This introductory demo illustrates key ideas of reinforcement learning with a model that is small enough to be quickly understood. (Thanks to Kelvin Yeung of DecisionLab for this contribution!)
The Cheese Chasing simulation is based on a grid with 36 possible "point nodes," a single mouse agent, and a piece of cheese as the reward. The goal is for the mouse to find the cheese in as few steps as possible. The mouse and the cheese are randomly initialized in different locations whenever the simulation is reset.
Step 1 - Run the simulation to check Pathmind Helper setup.
Go through the steps of the Check Pathmind Helper Setup guide to make sure that everything is working correctly. Completing this step will also demonstrate how the model performs using random actions instead of a policy.
Step 2 - Examine the Pathmind properties.
Observations - This model contains six observations: the location of the mouse, the mouse's distance from the cheese, and the location of the cheese itself.
Metrics - The metrics in this model track grants a reward of +1 whenever the mouse finds the cheese. Otherwise, no reward is given.
Actions - This model contains one decision point with four possible actions which is to move left, right, up, or down.
doAction function referenced in this field defines the four possible actions that a mouse can take.
Event Trigger - An action is triggered (move left, right, up or down) once per second.
Done - The simulation is complete whenever the mouse finds the cheese.
Step 3 - Export model and get Pathmind policy.
Complete the steps in the Exporting Models and Training guide to export your model, complete training, and download the Pathmind policy.
reward = after.cheeseFound; // + 1 reward whenever cheese is found
A policy will be generated after training completes. A trained policy file is included in the tutorial folder.
Step 4 - Run the simulation with the Pathmind policy.
Once you’ve downloaded the Pathmind policy, return to AnyLogic. Open the Pathmind Helper properties and change the "Mode" radio button to Use Policy. Click Browse and locate the downloaded policy file.
Now run the model again and notice the reinforcement learning algorithm at work. You will see the mouse finds the cheese in the minimum number of steps no matter where it is located.
The Cheese Chasing example demonstrates the learning ability of reinforcement learning.

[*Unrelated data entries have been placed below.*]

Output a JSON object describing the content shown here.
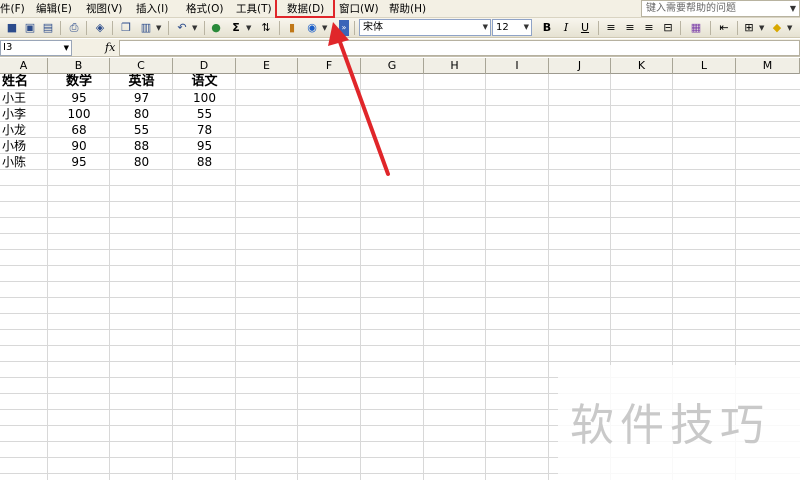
{
  "menu": {
    "items": [
      "件(F)",
      "编辑(E)",
      "视图(V)",
      "插入(I)",
      "格式(O)",
      "工具(T)",
      "数据(D)",
      "窗口(W)",
      "帮助(H)"
    ],
    "help_placeholder": "键入需要帮助的问题"
  },
  "toolbar": {
    "font_name": "宋体",
    "font_size": "12",
    "sigma_label": "Σ",
    "bold_label": "B",
    "italic_label": "I",
    "underline_label": "U"
  },
  "formula_bar": {
    "name_box": "I3",
    "fx_label": "fx",
    "formula": ""
  },
  "grid": {
    "columns": [
      "A",
      "B",
      "C",
      "D",
      "E",
      "F",
      "G",
      "H",
      "I",
      "J",
      "K",
      "L",
      "M"
    ],
    "headers": [
      "姓名",
      "数学",
      "英语",
      "语文"
    ],
    "rows": [
      [
        "小王",
        "95",
        "97",
        "100"
      ],
      [
        "小李",
        "100",
        "80",
        "55"
      ],
      [
        "小龙",
        "68",
        "55",
        "78"
      ],
      [
        "小杨",
        "90",
        "88",
        "95"
      ],
      [
        "小陈",
        "95",
        "80",
        "88"
      ]
    ]
  },
  "annotation": {
    "highlight_color": "#e0262a"
  },
  "watermark": {
    "text": "软件技巧"
  }
}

More realistic applications for this type of model might be helping robotic equipment move through a factory by the shortest path, or an autonomous vehicle navigate to its destination.